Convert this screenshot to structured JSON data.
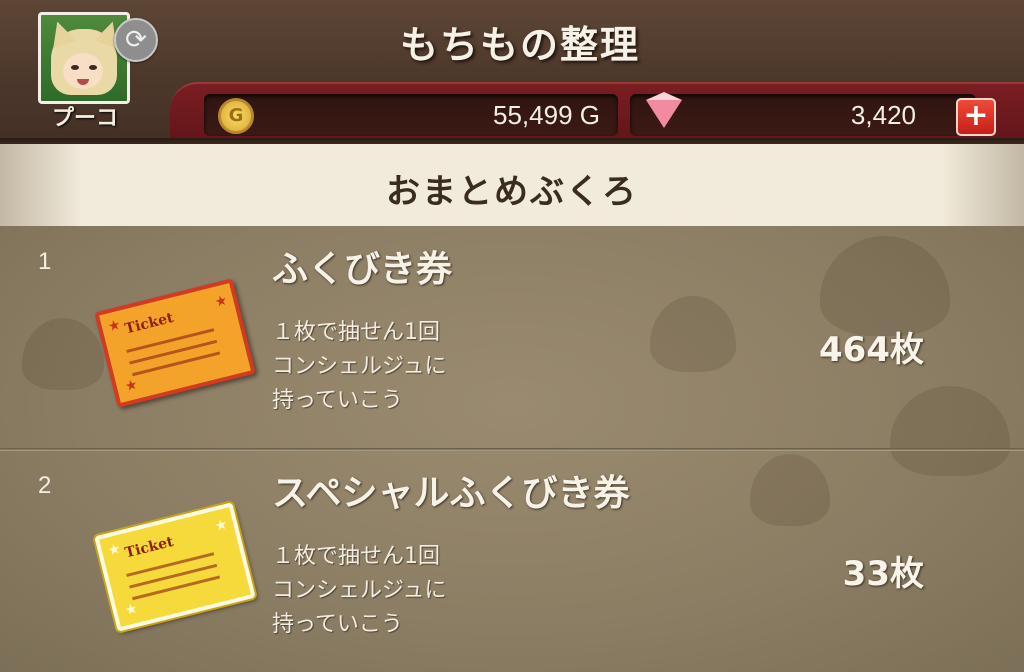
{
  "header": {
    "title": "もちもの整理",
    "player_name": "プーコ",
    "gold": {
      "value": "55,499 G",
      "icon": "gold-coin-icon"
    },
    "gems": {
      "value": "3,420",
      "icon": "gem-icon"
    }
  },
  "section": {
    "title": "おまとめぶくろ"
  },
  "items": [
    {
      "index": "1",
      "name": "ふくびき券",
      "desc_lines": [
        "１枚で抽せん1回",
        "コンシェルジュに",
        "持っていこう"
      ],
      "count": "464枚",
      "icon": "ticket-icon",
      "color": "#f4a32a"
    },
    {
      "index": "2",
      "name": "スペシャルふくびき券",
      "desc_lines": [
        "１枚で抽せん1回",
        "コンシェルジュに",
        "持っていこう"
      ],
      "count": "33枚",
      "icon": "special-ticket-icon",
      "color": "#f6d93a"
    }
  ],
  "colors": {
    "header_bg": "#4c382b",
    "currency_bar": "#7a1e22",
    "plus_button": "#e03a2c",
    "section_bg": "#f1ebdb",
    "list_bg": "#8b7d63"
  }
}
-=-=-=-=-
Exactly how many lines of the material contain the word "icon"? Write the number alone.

Solution to this exercise —
4